→ Data to process:
+===+

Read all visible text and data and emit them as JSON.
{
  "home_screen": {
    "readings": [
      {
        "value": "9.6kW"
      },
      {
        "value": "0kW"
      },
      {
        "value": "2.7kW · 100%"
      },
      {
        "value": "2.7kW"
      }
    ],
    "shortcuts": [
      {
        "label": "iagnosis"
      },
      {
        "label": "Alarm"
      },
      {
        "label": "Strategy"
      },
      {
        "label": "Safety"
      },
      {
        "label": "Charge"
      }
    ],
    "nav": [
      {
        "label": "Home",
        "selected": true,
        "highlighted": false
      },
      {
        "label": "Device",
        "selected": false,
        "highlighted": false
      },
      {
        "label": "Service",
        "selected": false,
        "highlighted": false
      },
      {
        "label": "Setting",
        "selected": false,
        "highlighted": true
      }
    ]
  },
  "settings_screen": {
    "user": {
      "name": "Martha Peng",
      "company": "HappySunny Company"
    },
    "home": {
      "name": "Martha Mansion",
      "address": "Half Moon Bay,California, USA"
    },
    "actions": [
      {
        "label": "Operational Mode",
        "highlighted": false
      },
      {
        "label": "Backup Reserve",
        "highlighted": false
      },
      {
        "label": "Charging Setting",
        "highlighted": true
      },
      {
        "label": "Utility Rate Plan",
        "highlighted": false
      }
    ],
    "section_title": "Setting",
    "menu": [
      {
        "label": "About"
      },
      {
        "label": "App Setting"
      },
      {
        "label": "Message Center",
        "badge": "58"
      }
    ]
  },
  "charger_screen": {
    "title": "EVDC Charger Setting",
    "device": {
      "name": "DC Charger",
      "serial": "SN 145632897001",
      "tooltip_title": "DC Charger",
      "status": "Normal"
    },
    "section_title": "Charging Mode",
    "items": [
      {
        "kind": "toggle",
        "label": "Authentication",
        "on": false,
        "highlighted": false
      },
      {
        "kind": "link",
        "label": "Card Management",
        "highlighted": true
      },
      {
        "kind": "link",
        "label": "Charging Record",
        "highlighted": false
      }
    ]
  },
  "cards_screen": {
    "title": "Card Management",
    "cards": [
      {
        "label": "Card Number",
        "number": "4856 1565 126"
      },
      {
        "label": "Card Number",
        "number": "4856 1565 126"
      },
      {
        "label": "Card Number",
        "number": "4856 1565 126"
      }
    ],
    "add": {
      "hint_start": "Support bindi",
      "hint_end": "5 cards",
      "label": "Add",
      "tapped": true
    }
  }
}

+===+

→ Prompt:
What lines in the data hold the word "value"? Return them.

→ Exercise response:
        "value": "9.6kW"
        "value": "0kW"
        "value": "2.7kW · 100%"
        "value": "2.7kW"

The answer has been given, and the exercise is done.